START Extracted entries
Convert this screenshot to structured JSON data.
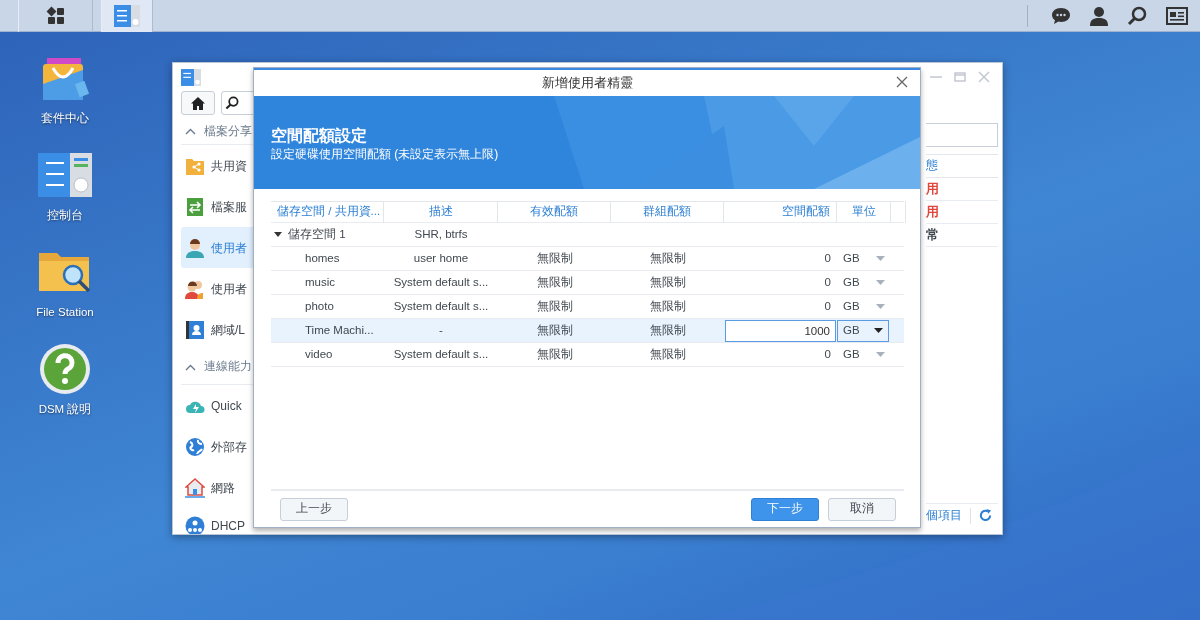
{
  "desktop_icons": [
    {
      "kind": "package",
      "label": "套件中心"
    },
    {
      "kind": "control",
      "label": "控制台"
    },
    {
      "kind": "files",
      "label": "File Station"
    },
    {
      "kind": "help",
      "label": "DSM 說明"
    }
  ],
  "control_panel": {
    "sidebar": [
      {
        "kind": "section",
        "label": "檔案分享",
        "expanded": true
      },
      {
        "kind": "item",
        "label": "共用資",
        "selected": false
      },
      {
        "kind": "item",
        "label": "檔案服",
        "selected": false
      },
      {
        "kind": "item",
        "label": "使用者",
        "selected": true
      },
      {
        "kind": "item",
        "label": "使用者",
        "selected": false
      },
      {
        "kind": "item",
        "label": "網域/L",
        "selected": false
      },
      {
        "kind": "section",
        "label": "連線能力",
        "expanded": true
      },
      {
        "kind": "item",
        "label": "Quick",
        "selected": false
      },
      {
        "kind": "item",
        "label": "外部存",
        "selected": false
      },
      {
        "kind": "item",
        "label": "網路",
        "selected": false
      },
      {
        "kind": "item",
        "label": "DHCP",
        "selected": false
      }
    ],
    "status_header": "態",
    "status_cells": [
      {
        "text": "用",
        "color": "#e0463c"
      },
      {
        "text": "用",
        "color": "#e0463c"
      },
      {
        "text": "常",
        "color": "#404850"
      }
    ],
    "footer_text": "個項目"
  },
  "wizard": {
    "title": "新增使用者精靈",
    "heading": "空間配額設定",
    "subtitle": "設定硬碟使用空間配額 (未設定表示無上限)",
    "columns": [
      "儲存空間 / 共用資...",
      "描述",
      "有效配額",
      "群組配額",
      "空間配額",
      "單位"
    ],
    "volume": {
      "name": "儲存空間 1",
      "description": "SHR, btrfs",
      "expanded": true
    },
    "rows": [
      {
        "name": "homes",
        "description": "user home",
        "effective": "無限制",
        "group": "無限制",
        "quota": "0",
        "unit": "GB",
        "selected": false
      },
      {
        "name": "music",
        "description": "System default s...",
        "effective": "無限制",
        "group": "無限制",
        "quota": "0",
        "unit": "GB",
        "selected": false
      },
      {
        "name": "photo",
        "description": "System default s...",
        "effective": "無限制",
        "group": "無限制",
        "quota": "0",
        "unit": "GB",
        "selected": false
      },
      {
        "name": "Time Machi...",
        "description": "-",
        "effective": "無限制",
        "group": "無限制",
        "quota": "1000",
        "unit": "GB",
        "selected": true
      },
      {
        "name": "video",
        "description": "System default s...",
        "effective": "無限制",
        "group": "無限制",
        "quota": "0",
        "unit": "GB",
        "selected": false
      }
    ],
    "buttons": [
      {
        "label": "上一步",
        "kind": "back"
      },
      {
        "label": "下一步",
        "kind": "primary"
      },
      {
        "label": "取消",
        "kind": "secondary"
      }
    ]
  }
}
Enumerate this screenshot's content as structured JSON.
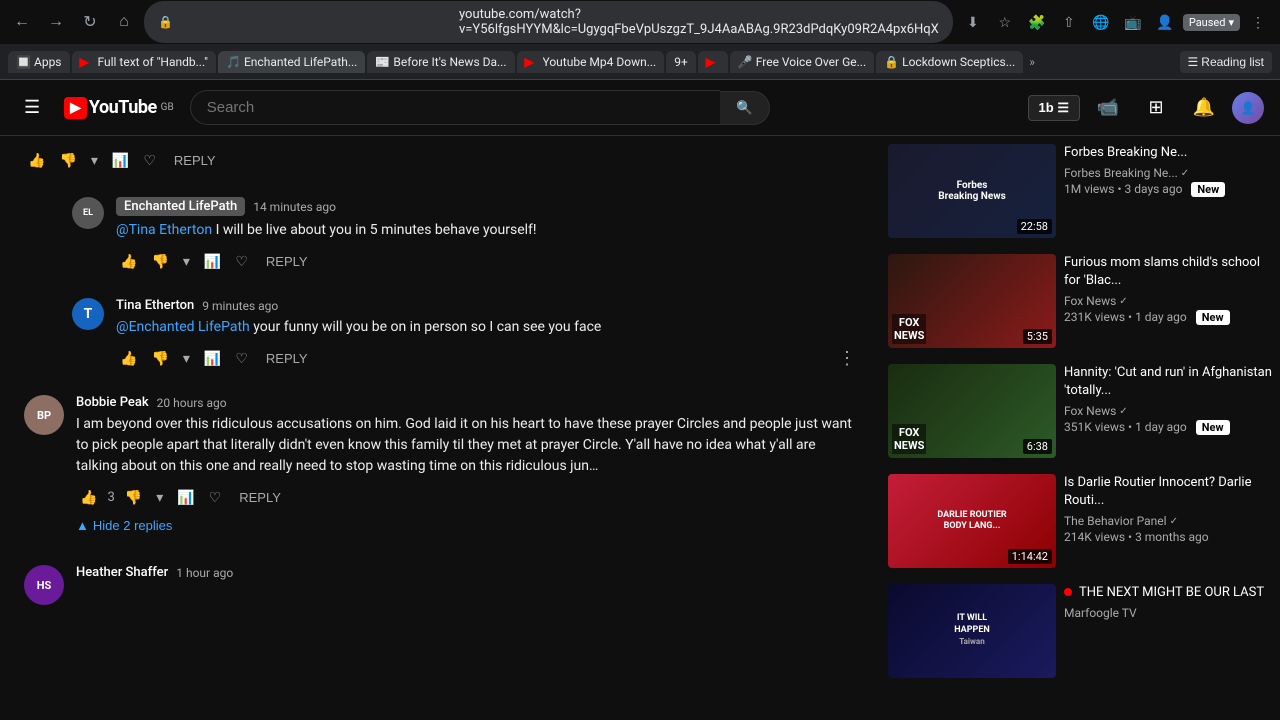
{
  "browser": {
    "nav": {
      "back": "←",
      "forward": "→",
      "refresh": "↻",
      "home": "⌂"
    },
    "address": "youtube.com/watch?v=Y56lfgsHYYM&lc=UgygqFbeVpUszgzT_9J4AaABAg.9R23dPdqKy09R2A4px6HqX",
    "paused_label": "Paused",
    "tabs": [
      {
        "icon": "apps",
        "label": "Apps",
        "favicon": "🔲"
      },
      {
        "icon": "yt",
        "label": "Full text of \"Handb...\"",
        "favicon": "📄"
      },
      {
        "icon": "enchanted",
        "label": "Enchanted LifePath...",
        "favicon": "🎵"
      },
      {
        "icon": "chrome",
        "label": "Before It's News Da...",
        "favicon": "📰"
      },
      {
        "icon": "yt2",
        "label": "Youtube Mp4 Down...",
        "favicon": "▶"
      },
      {
        "icon": "num",
        "label": "9+",
        "favicon": "🔢"
      },
      {
        "icon": "yt3",
        "label": "",
        "favicon": "▶"
      },
      {
        "icon": "free",
        "label": "Free Voice Over Ge...",
        "favicon": "🎤"
      },
      {
        "icon": "lockdown",
        "label": "Lockdown Sceptics...",
        "favicon": "🔒"
      }
    ],
    "reading_list": "Reading list"
  },
  "youtube": {
    "logo_text": "YouTube",
    "logo_gb": "GB",
    "search_placeholder": "Search",
    "counter_value": "1b",
    "header_actions": {
      "create": "📹",
      "apps": "⊞",
      "notifications": "🔔",
      "avatar": "👤"
    },
    "comments": [
      {
        "id": "enchanted",
        "avatar_bg": "#555",
        "avatar_text": "EL",
        "author": "Enchanted LifePath",
        "author_highlighted": true,
        "time": "14 minutes ago",
        "text": "@Tina Etherton I will be live about you in 5 minutes behave yourself!",
        "mention": "@Tina Etherton",
        "mention_text": " I will be live about you in 5 minutes behave yourself!",
        "likes": "",
        "is_reply": true
      },
      {
        "id": "tina",
        "avatar_bg": "#1565c0",
        "avatar_text": "T",
        "author": "Tina Etherton",
        "author_highlighted": false,
        "time": "9 minutes ago",
        "text": "@Enchanted LifePath your funny will you be on in person so I can see you face",
        "mention": "@Enchanted LifePath",
        "mention_text": " your funny will you be on in person so I can see you face",
        "likes": "",
        "is_reply": true
      },
      {
        "id": "bobbie",
        "avatar_bg": "#8d6e63",
        "avatar_text": "BP",
        "author": "Bobbie Peak",
        "author_highlighted": false,
        "time": "20 hours ago",
        "text": "I am beyond over this ridiculous accusations on him. God laid it on his heart to have these prayer Circles and people just want to pick people apart that literally didn't even know this family til they met at prayer Circle. Y'all have no idea what y'all are talking about on this one and really need to stop wasting time on this ridiculous jun…",
        "mention": "",
        "mention_text": "",
        "likes": "3",
        "is_reply": false
      },
      {
        "id": "heather",
        "avatar_bg": "#6a1b9a",
        "avatar_text": "HS",
        "author": "Heather Shaffer",
        "author_highlighted": false,
        "time": "1 hour ago",
        "text": "",
        "mention": "",
        "mention_text": "",
        "likes": "",
        "is_reply": false
      }
    ],
    "hide_replies": "Hide 2 replies",
    "reply_label": "REPLY",
    "sidebar_videos": [
      {
        "id": "forbes",
        "title": "Forbes Breaking Ne...",
        "channel": "Forbes Breaking Ne...",
        "verified": true,
        "views": "1M views",
        "age": "3 days ago",
        "duration": "22:58",
        "new_badge": true,
        "thumb_class": "thumb-forbes",
        "thumb_text": "Forbes"
      },
      {
        "id": "fox1",
        "title": "Furious mom slams child's school for 'Blac...",
        "channel": "Fox News",
        "verified": true,
        "views": "231K views",
        "age": "1 day ago",
        "duration": "5:35",
        "new_badge": true,
        "thumb_class": "thumb-fox1",
        "thumb_text": "FOX NEWS"
      },
      {
        "id": "fox2",
        "title": "Hannity: 'Cut and run' in Afghanistan 'totally...",
        "channel": "Fox News",
        "verified": true,
        "views": "351K views",
        "age": "1 day ago",
        "duration": "6:38",
        "new_badge": true,
        "thumb_class": "thumb-fox2",
        "thumb_text": "FOX NEWS"
      },
      {
        "id": "darlie",
        "title": "Is Darlie Routier Innocent? Darlie Routi...",
        "channel": "The Behavior Panel",
        "verified": true,
        "views": "214K views",
        "age": "3 months ago",
        "duration": "1:14:42",
        "new_badge": false,
        "thumb_class": "thumb-darlie",
        "thumb_text": "DARLIE ROUTIER BODY LANG..."
      },
      {
        "id": "marfoogle",
        "title": "THE NEXT MIGHT BE OUR LAST",
        "channel": "Marfoogle TV",
        "verified": false,
        "views": "",
        "age": "",
        "duration": "",
        "new_badge": false,
        "live": true,
        "thumb_class": "thumb-marfoogle",
        "thumb_text": "IT WILL HAPPEN"
      }
    ],
    "new_badge_text": "New"
  }
}
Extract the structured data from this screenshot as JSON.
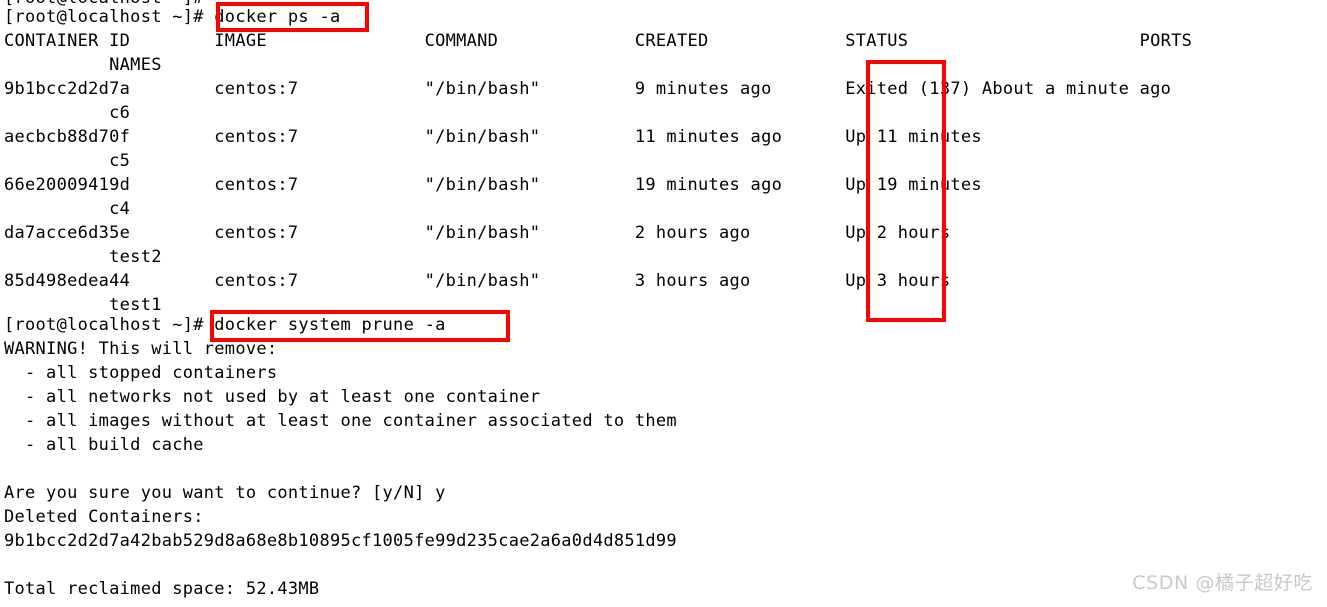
{
  "terminal": {
    "prompt": "[root@localhost ~]#",
    "clipped_top_line": "[root@localhost ~]#",
    "commands": {
      "ps": "docker ps -a",
      "prune": "docker system prune -a"
    },
    "line_ps_command": "[root@localhost ~]# docker ps -a",
    "line_prune_command": "[root@localhost ~]# docker system prune -a",
    "table": {
      "headers": [
        "CONTAINER ID",
        "IMAGE",
        "COMMAND",
        "CREATED",
        "STATUS",
        "PORTS",
        "NAMES"
      ],
      "header_line_1": "CONTAINER ID        IMAGE               COMMAND             CREATED             STATUS                      PORTS",
      "header_line_2": "          NAMES",
      "rows": [
        {
          "container_id": "9b1bcc2d2d7a",
          "image": "centos:7",
          "command": "\"/bin/bash\"",
          "created": "9 minutes ago",
          "status": "Exited (137) About a minute ago",
          "ports": "",
          "names": "c6",
          "line_1": "9b1bcc2d2d7a        centos:7            \"/bin/bash\"         9 minutes ago       Exited (137) About a minute ago",
          "line_2": "          c6"
        },
        {
          "container_id": "aecbcb88d70f",
          "image": "centos:7",
          "command": "\"/bin/bash\"",
          "created": "11 minutes ago",
          "status": "Up 11 minutes",
          "ports": "",
          "names": "c5",
          "line_1": "aecbcb88d70f        centos:7            \"/bin/bash\"         11 minutes ago      Up 11 minutes",
          "line_2": "          c5"
        },
        {
          "container_id": "66e20009419d",
          "image": "centos:7",
          "command": "\"/bin/bash\"",
          "created": "19 minutes ago",
          "status": "Up 19 minutes",
          "ports": "",
          "names": "c4",
          "line_1": "66e20009419d        centos:7            \"/bin/bash\"         19 minutes ago      Up 19 minutes",
          "line_2": "          c4"
        },
        {
          "container_id": "da7acce6d35e",
          "image": "centos:7",
          "command": "\"/bin/bash\"",
          "created": "2 hours ago",
          "status": "Up 2 hours",
          "ports": "",
          "names": "test2",
          "line_1": "da7acce6d35e        centos:7            \"/bin/bash\"         2 hours ago         Up 2 hours",
          "line_2": "          test2"
        },
        {
          "container_id": "85d498edea44",
          "image": "centos:7",
          "command": "\"/bin/bash\"",
          "created": "3 hours ago",
          "status": "Up 3 hours",
          "ports": "",
          "names": "test1",
          "line_1": "85d498edea44        centos:7            \"/bin/bash\"         3 hours ago         Up 3 hours",
          "line_2": "          test1"
        }
      ]
    },
    "prune_output": {
      "warning": "WARNING! This will remove:",
      "items": [
        "  - all stopped containers",
        "  - all networks not used by at least one container",
        "  - all images without at least one container associated to them",
        "  - all build cache"
      ],
      "blank_1": "",
      "confirm": "Are you sure you want to continue? [y/N] y",
      "deleted_header": "Deleted Containers:",
      "deleted_id": "9b1bcc2d2d7a42bab529d8a68e8b10895cf1005fe99d235cae2a6a0d4d851d99",
      "blank_2": "",
      "total": "Total reclaimed space: 52.43MB"
    }
  },
  "annotations": {
    "boxes": [
      {
        "name": "ps-command-highlight",
        "label": "docker ps -a"
      },
      {
        "name": "status-column-highlight",
        "label": "STATUS column"
      },
      {
        "name": "prune-command-highlight",
        "label": "docker system prune -a"
      }
    ],
    "color": "#ff0000"
  },
  "watermark": {
    "text": "CSDN @橘子超好吃",
    "color": "#c9c9c9"
  }
}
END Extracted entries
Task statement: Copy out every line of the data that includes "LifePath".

Task result:
        "label": "Enchanted LifePath...",
        "author": "Enchanted LifePath",
        "text": "@Enchanted LifePath your funny will you be on in person so I can see you face",
        "mention": "@Enchanted LifePath",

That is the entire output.